Requirement:
Each line containing the word "pink" must be copied from the material below.

─── Listed records ───

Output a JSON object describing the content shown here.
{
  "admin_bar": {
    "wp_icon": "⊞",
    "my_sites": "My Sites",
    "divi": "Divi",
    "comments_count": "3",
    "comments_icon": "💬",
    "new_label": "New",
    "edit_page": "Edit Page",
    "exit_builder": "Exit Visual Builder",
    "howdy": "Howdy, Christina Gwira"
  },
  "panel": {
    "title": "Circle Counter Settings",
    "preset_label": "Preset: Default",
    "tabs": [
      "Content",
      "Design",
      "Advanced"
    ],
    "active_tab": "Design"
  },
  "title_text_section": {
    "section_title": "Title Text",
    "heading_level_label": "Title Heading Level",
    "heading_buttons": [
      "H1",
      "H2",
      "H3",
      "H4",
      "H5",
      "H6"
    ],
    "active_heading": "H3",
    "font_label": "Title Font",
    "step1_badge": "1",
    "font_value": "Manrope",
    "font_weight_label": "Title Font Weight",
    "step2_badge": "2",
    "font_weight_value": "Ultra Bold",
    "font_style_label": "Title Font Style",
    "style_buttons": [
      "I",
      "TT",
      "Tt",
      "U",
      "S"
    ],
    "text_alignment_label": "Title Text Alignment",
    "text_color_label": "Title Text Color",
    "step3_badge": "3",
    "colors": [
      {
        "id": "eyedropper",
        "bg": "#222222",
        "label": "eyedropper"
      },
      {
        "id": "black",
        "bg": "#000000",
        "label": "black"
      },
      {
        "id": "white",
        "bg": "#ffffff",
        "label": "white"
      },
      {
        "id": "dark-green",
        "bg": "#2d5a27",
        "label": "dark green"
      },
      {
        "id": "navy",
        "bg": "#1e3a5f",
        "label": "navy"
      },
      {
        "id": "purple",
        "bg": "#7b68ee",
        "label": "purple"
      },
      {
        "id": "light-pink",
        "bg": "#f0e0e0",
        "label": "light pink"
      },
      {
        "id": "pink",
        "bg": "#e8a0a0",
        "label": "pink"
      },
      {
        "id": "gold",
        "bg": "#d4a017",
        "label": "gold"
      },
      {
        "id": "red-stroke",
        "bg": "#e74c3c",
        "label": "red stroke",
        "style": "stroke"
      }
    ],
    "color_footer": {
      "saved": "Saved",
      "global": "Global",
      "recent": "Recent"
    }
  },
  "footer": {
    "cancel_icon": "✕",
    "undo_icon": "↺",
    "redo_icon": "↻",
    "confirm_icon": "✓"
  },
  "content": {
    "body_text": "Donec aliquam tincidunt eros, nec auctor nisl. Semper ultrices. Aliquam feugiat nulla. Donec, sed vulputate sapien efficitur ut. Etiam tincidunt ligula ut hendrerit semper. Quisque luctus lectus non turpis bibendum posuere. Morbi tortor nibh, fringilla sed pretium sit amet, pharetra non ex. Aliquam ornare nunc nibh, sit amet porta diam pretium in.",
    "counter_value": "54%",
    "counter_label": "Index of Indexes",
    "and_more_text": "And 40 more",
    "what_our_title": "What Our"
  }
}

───

Worked solution:
        "id": "light-pink",
        "label": "light pink"
        "id": "pink",
        "label": "pink"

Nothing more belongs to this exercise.